> **What the task asks**:
Go through the records below and tally the lines that include "localhost". Answer with the number only.

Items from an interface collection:
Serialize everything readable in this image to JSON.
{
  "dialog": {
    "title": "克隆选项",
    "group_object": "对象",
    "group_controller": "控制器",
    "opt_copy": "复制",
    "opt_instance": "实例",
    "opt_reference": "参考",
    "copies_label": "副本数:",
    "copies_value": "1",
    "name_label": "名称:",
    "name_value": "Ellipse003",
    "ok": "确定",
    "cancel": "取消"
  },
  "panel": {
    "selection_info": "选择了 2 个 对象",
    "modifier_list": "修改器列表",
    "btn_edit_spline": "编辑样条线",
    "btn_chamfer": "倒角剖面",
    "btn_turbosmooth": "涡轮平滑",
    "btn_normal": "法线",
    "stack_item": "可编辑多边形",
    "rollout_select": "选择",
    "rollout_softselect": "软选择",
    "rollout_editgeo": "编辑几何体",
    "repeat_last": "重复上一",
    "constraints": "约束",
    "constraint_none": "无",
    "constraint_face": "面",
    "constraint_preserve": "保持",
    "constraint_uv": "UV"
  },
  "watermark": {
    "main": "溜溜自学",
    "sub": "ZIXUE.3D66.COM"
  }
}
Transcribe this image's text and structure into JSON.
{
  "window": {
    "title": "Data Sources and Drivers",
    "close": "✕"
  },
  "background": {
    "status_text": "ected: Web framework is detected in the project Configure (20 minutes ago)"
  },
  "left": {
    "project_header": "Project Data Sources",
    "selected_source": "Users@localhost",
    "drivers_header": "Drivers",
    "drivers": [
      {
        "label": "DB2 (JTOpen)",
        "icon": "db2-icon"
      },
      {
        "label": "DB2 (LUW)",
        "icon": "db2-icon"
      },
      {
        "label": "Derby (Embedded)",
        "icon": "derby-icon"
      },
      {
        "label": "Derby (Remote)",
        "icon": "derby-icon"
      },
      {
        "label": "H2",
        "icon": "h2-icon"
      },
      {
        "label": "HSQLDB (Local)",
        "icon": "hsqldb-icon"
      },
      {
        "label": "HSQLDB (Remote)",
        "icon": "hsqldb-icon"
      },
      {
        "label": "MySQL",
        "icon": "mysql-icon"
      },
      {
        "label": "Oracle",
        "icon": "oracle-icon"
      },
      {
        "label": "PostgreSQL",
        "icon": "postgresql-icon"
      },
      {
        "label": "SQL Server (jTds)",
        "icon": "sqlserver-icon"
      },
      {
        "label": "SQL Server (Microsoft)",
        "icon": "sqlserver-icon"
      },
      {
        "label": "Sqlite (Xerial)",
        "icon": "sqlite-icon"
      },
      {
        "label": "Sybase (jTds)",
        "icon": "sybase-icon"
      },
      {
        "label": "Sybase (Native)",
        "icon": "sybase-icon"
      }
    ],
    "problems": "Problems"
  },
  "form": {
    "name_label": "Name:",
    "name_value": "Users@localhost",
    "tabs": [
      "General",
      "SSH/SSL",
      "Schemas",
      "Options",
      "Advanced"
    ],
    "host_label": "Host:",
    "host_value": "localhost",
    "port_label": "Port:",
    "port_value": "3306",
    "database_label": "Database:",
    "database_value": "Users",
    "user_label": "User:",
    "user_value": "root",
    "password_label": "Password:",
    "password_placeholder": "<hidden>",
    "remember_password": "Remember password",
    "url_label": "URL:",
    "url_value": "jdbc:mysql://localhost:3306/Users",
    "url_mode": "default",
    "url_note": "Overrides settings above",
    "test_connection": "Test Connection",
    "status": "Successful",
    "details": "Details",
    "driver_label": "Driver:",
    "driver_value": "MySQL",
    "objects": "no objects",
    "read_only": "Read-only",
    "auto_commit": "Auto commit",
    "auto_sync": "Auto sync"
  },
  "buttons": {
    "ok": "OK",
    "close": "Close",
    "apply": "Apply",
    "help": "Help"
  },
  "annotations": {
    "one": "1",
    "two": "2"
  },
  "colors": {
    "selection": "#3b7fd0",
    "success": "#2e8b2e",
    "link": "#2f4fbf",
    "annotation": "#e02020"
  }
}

> **Reply**:
4